Records for this exercise:
Start of Block

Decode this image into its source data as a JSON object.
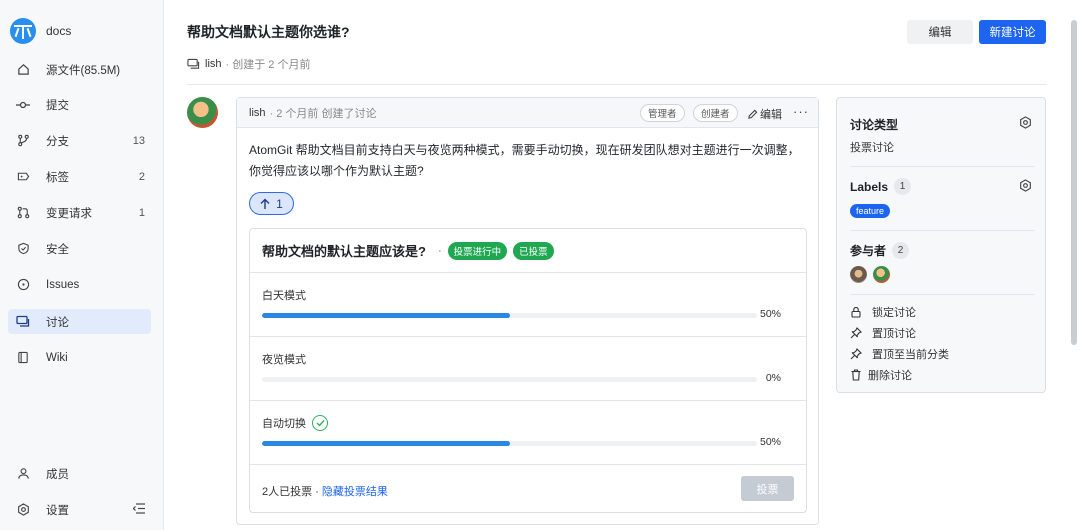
{
  "sidebar": {
    "repo_name": "docs",
    "items": [
      {
        "label": "源文件(85.5M)",
        "count": ""
      },
      {
        "label": "提交",
        "count": ""
      },
      {
        "label": "分支",
        "count": "13"
      },
      {
        "label": "标签",
        "count": "2"
      },
      {
        "label": "变更请求",
        "count": "1"
      },
      {
        "label": "安全",
        "count": ""
      },
      {
        "label": "Issues",
        "count": ""
      },
      {
        "label": "讨论",
        "count": ""
      },
      {
        "label": "Wiki",
        "count": ""
      }
    ],
    "bottom": [
      {
        "label": "成员"
      },
      {
        "label": "设置"
      }
    ]
  },
  "header": {
    "title": "帮助文档默认主题你选谁?",
    "author": "lish",
    "created": "· 创建于 2 个月前",
    "edit_label": "编辑",
    "new_label": "新建讨论"
  },
  "post": {
    "author": "lish",
    "time": "· 2 个月前 创建了讨论",
    "tag_admin": "管理者",
    "tag_creator": "创建者",
    "edit": "编辑",
    "more": "···",
    "body": "AtomGit 帮助文档目前支持白天与夜览两种模式，需要手动切换，现在研发团队想对主题进行一次调整，你觉得应该以哪个作为默认主题?",
    "upvotes": "1"
  },
  "poll": {
    "title": "帮助文档的默认主题应该是?",
    "dot": "·",
    "status": "投票进行中",
    "voted": "已投票",
    "options": [
      {
        "label": "白天模式",
        "percent": 50,
        "percent_text": "50%"
      },
      {
        "label": "夜览模式",
        "percent": 0,
        "percent_text": "0%"
      },
      {
        "label": "自动切换",
        "percent": 50,
        "percent_text": "50%",
        "selected": true
      }
    ],
    "footer_count": "2人已投票 ·",
    "footer_link": "隐藏投票结果",
    "vote_button": "投票"
  },
  "panel": {
    "type_title": "讨论类型",
    "type_value": "投票讨论",
    "labels_title": "Labels",
    "labels_count": "1",
    "label_chip": "feature",
    "participants_title": "参与者",
    "participants_count": "2",
    "actions": [
      "锁定讨论",
      "置顶讨论",
      "置顶至当前分类",
      "删除讨论"
    ]
  },
  "colors": {
    "accent": "#1d64f0",
    "green": "#1fa851",
    "progress": "#2a87e8"
  }
}
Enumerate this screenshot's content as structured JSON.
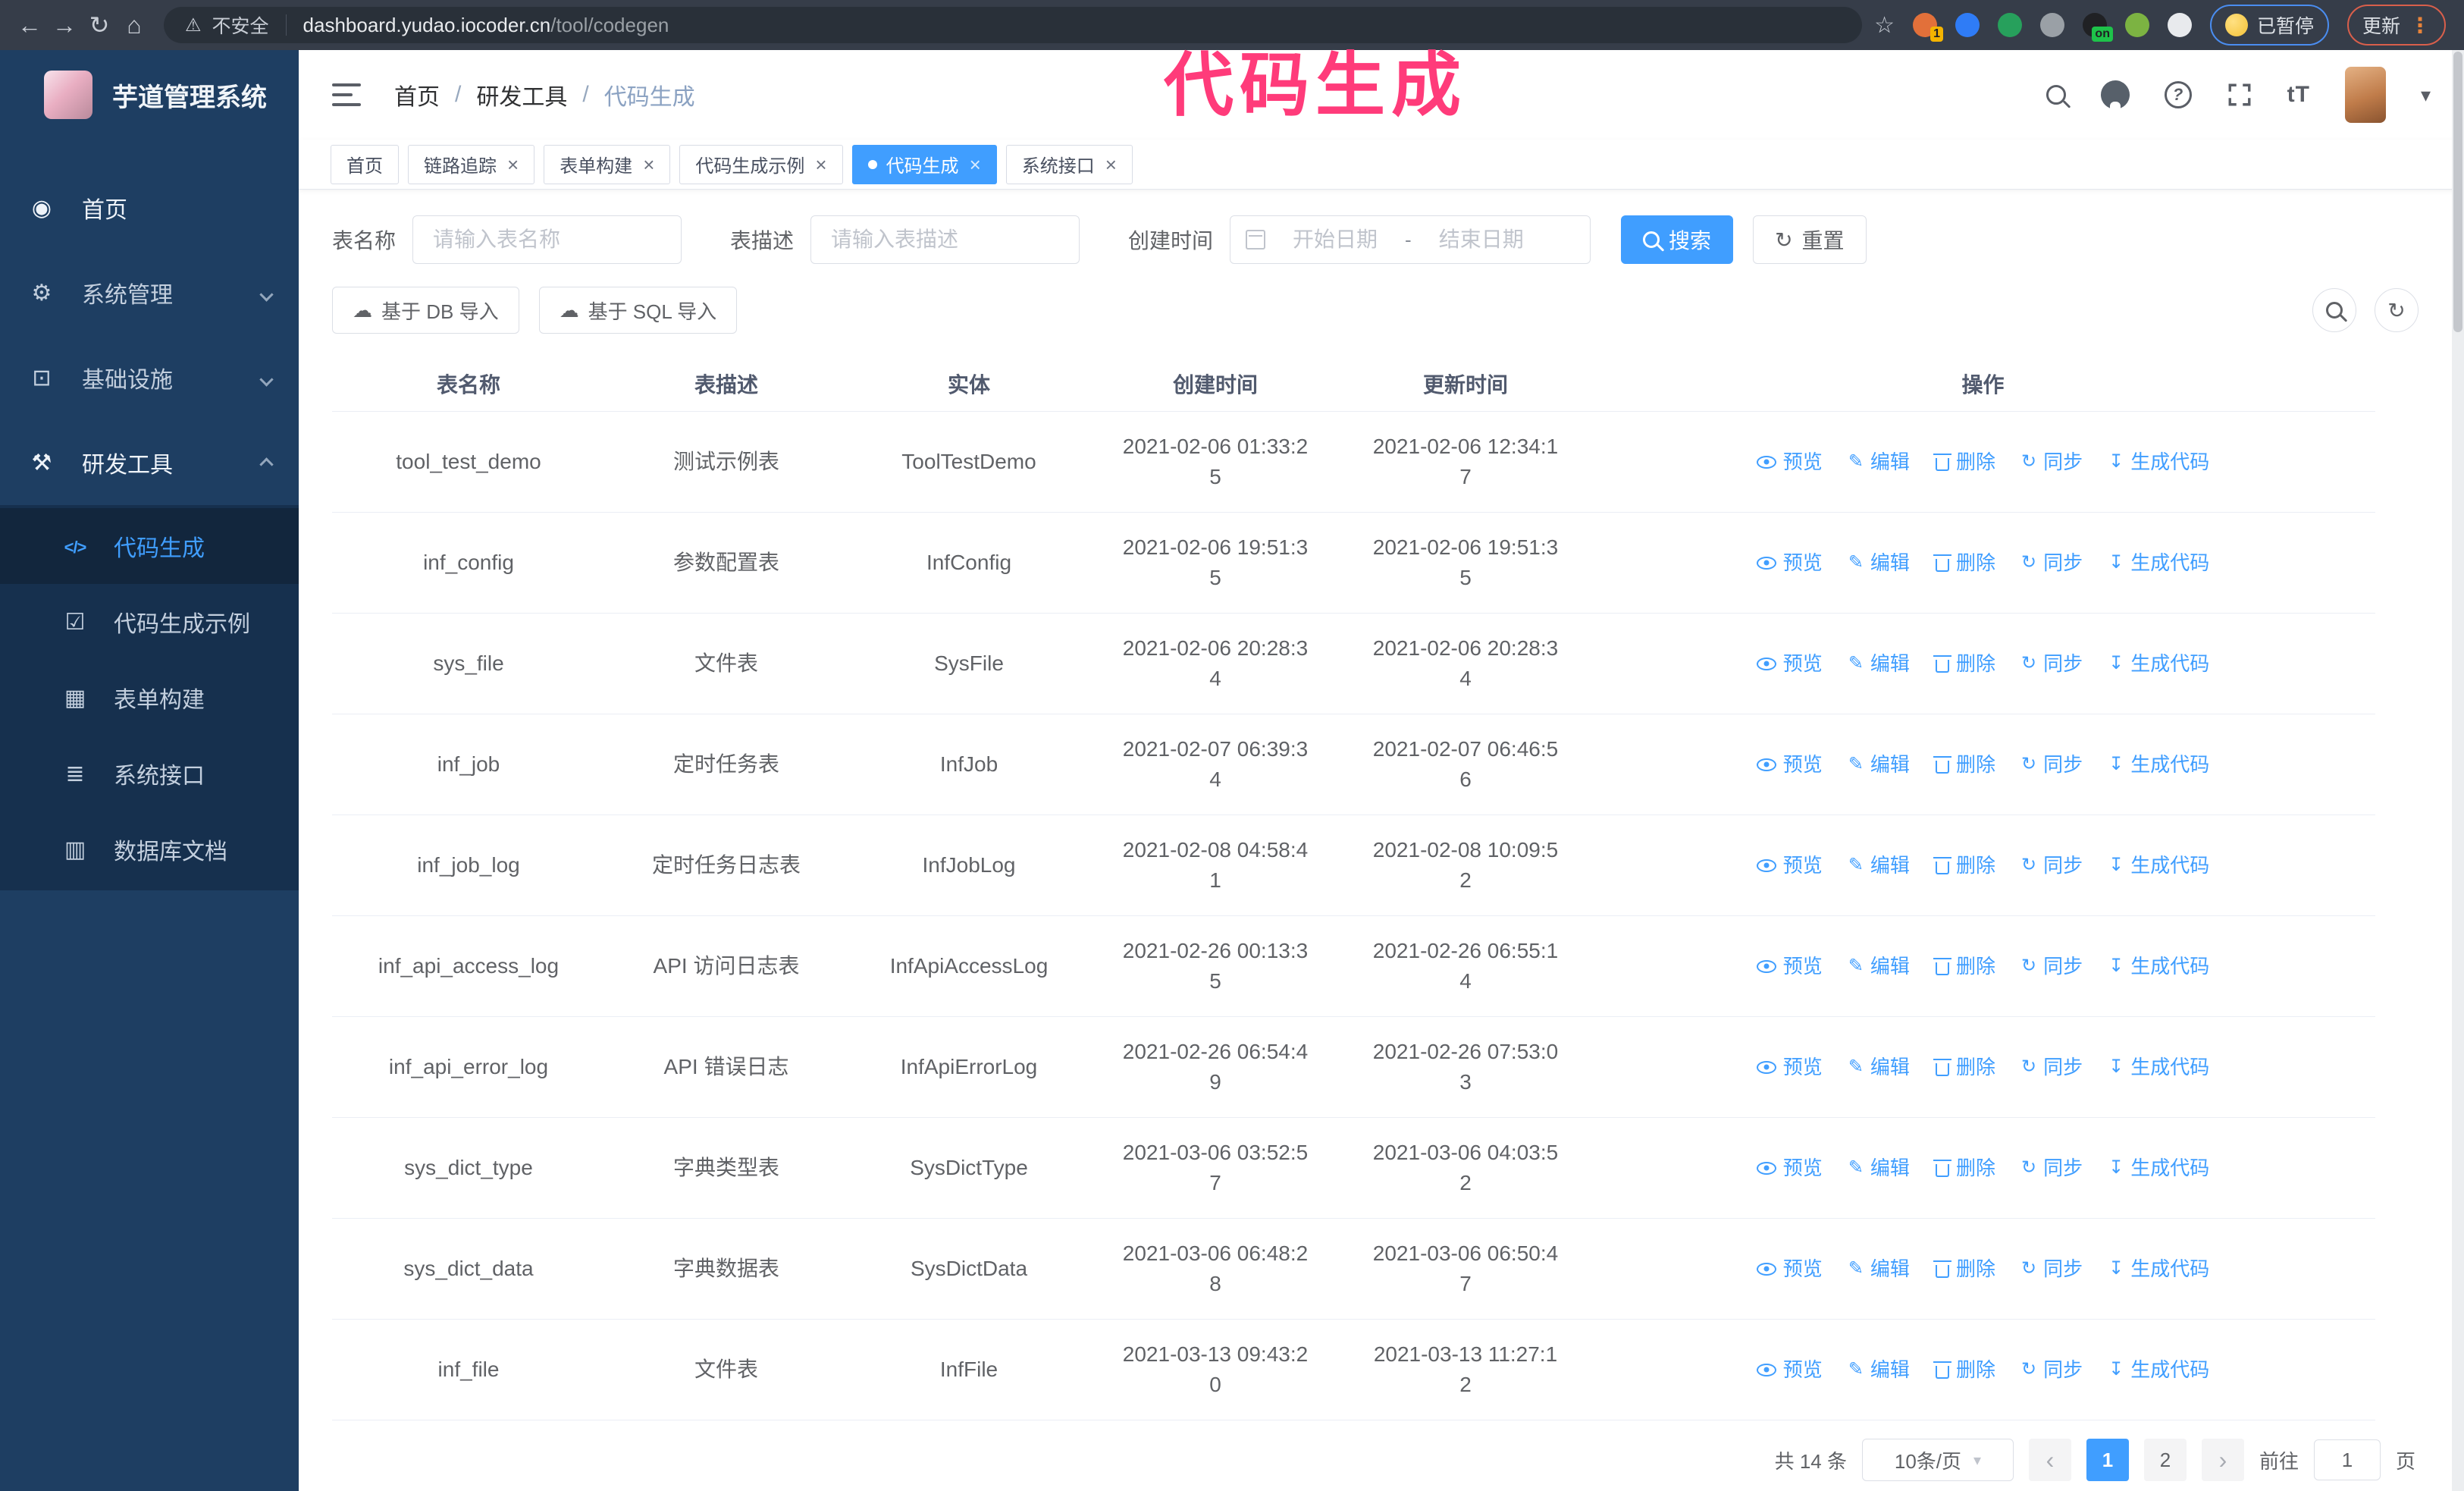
{
  "browser": {
    "nav_icons": [
      {
        "name": "back-icon",
        "icon": "back"
      },
      {
        "name": "forward-icon",
        "icon": "forward"
      },
      {
        "name": "reload-icon",
        "icon": "reload"
      },
      {
        "name": "home-icon",
        "icon": "home"
      }
    ],
    "security_warning": "不安全",
    "url_host": "dashboard.yudao.iocoder.cn",
    "url_path": "/tool/codegen",
    "extensions": [
      {
        "color": "#e2703a",
        "badge": "1",
        "badge_color": "#f4b400"
      },
      {
        "color": "#2f7cf6"
      },
      {
        "color": "#27a05c"
      },
      {
        "color": "#9aa0a6"
      },
      {
        "color": "#202124",
        "badge": "on",
        "badge_color": "#1ec24a"
      },
      {
        "color": "#7cb342"
      },
      {
        "color": "#e8eaed"
      }
    ],
    "paused_badge": "已暂停",
    "update_button": "更新"
  },
  "annotation": {
    "text": "代码生成",
    "color": "#ff3b7a"
  },
  "sidebar": {
    "logo_title": "芋道管理系统",
    "items": [
      {
        "label": "首页",
        "icon": "dashboard",
        "bright": true
      },
      {
        "label": "系统管理",
        "icon": "gear",
        "chev": "chevdown"
      },
      {
        "label": "基础设施",
        "icon": "monitor",
        "chev": "chevdown"
      },
      {
        "label": "研发工具",
        "icon": "toolbox",
        "chev": "chevup",
        "bright": true
      }
    ],
    "subitems": [
      {
        "label": "代码生成",
        "icon": "code",
        "active": true
      },
      {
        "label": "代码生成示例",
        "icon": "shield"
      },
      {
        "label": "表单构建",
        "icon": "form"
      },
      {
        "label": "系统接口",
        "icon": "sliders"
      },
      {
        "label": "数据库文档",
        "icon": "database"
      }
    ]
  },
  "header": {
    "breadcrumb": [
      {
        "label": "首页"
      },
      {
        "label": "研发工具"
      },
      {
        "label": "代码生成",
        "last": true
      }
    ],
    "right_icons": [
      {
        "name": "search-icon",
        "icon": "search"
      },
      {
        "name": "github-icon",
        "icon": "github"
      },
      {
        "name": "help-icon",
        "icon": "help"
      },
      {
        "name": "fullscreen-icon",
        "icon": "fullscreen"
      },
      {
        "name": "font-size-icon",
        "icon": "fontsize"
      }
    ]
  },
  "tabs": [
    {
      "label": "首页"
    },
    {
      "label": "链路追踪",
      "closable": true
    },
    {
      "label": "表单构建",
      "closable": true
    },
    {
      "label": "代码生成示例",
      "closable": true
    },
    {
      "label": "代码生成",
      "closable": true,
      "active": true
    },
    {
      "label": "系统接口",
      "closable": true
    }
  ],
  "filters": {
    "name_label": "表名称",
    "name_placeholder": "请输入表名称",
    "desc_label": "表描述",
    "desc_placeholder": "请输入表描述",
    "time_label": "创建时间",
    "start_placeholder": "开始日期",
    "range_separator": "-",
    "end_placeholder": "结束日期",
    "search": "搜索",
    "reset": "重置"
  },
  "toolbar": {
    "import_db": "基于 DB 导入",
    "import_sql": "基于 SQL 导入"
  },
  "table": {
    "columns": [
      "表名称",
      "表描述",
      "实体",
      "创建时间",
      "更新时间",
      "操作"
    ],
    "actions": [
      {
        "name": "preview",
        "label": "预览",
        "icon": "eye"
      },
      {
        "name": "edit",
        "label": "编辑",
        "icon": "edit"
      },
      {
        "name": "delete",
        "label": "删除",
        "icon": "trash"
      },
      {
        "name": "sync",
        "label": "同步",
        "icon": "sync"
      },
      {
        "name": "generate",
        "label": "生成代码",
        "icon": "download"
      }
    ],
    "rows": [
      {
        "name": "tool_test_demo",
        "desc": "测试示例表",
        "entity": "ToolTestDemo",
        "created": "2021-02-06 01:33:25",
        "updated": "2021-02-06 12:34:17"
      },
      {
        "name": "inf_config",
        "desc": "参数配置表",
        "entity": "InfConfig",
        "created": "2021-02-06 19:51:35",
        "updated": "2021-02-06 19:51:35"
      },
      {
        "name": "sys_file",
        "desc": "文件表",
        "entity": "SysFile",
        "created": "2021-02-06 20:28:34",
        "updated": "2021-02-06 20:28:34"
      },
      {
        "name": "inf_job",
        "desc": "定时任务表",
        "entity": "InfJob",
        "created": "2021-02-07 06:39:34",
        "updated": "2021-02-07 06:46:56"
      },
      {
        "name": "inf_job_log",
        "desc": "定时任务日志表",
        "entity": "InfJobLog",
        "created": "2021-02-08 04:58:41",
        "updated": "2021-02-08 10:09:52"
      },
      {
        "name": "inf_api_access_log",
        "desc": "API 访问日志表",
        "entity": "InfApiAccessLog",
        "created": "2021-02-26 00:13:35",
        "updated": "2021-02-26 06:55:14"
      },
      {
        "name": "inf_api_error_log",
        "desc": "API 错误日志",
        "entity": "InfApiErrorLog",
        "created": "2021-02-26 06:54:49",
        "updated": "2021-02-26 07:53:03"
      },
      {
        "name": "sys_dict_type",
        "desc": "字典类型表",
        "entity": "SysDictType",
        "created": "2021-03-06 03:52:57",
        "updated": "2021-03-06 04:03:52"
      },
      {
        "name": "sys_dict_data",
        "desc": "字典数据表",
        "entity": "SysDictData",
        "created": "2021-03-06 06:48:28",
        "updated": "2021-03-06 06:50:47"
      },
      {
        "name": "inf_file",
        "desc": "文件表",
        "entity": "InfFile",
        "created": "2021-03-13 09:43:20",
        "updated": "2021-03-13 11:27:12"
      }
    ]
  },
  "pagination": {
    "total": "共 14 条",
    "page_size": "10条/页",
    "pages": [
      {
        "label": "1",
        "active": true
      },
      {
        "label": "2"
      }
    ],
    "goto_label": "前往",
    "goto_value": "1",
    "unit_label": "页"
  }
}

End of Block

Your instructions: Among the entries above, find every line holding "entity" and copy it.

Solution for this task:
        "entity": "ToolTestDemo",
        "entity": "InfConfig",
        "entity": "SysFile",
        "entity": "InfJob",
        "entity": "InfJobLog",
        "entity": "InfApiAccessLog",
        "entity": "InfApiErrorLog",
        "entity": "SysDictType",
        "entity": "SysDictData",
        "entity": "InfFile",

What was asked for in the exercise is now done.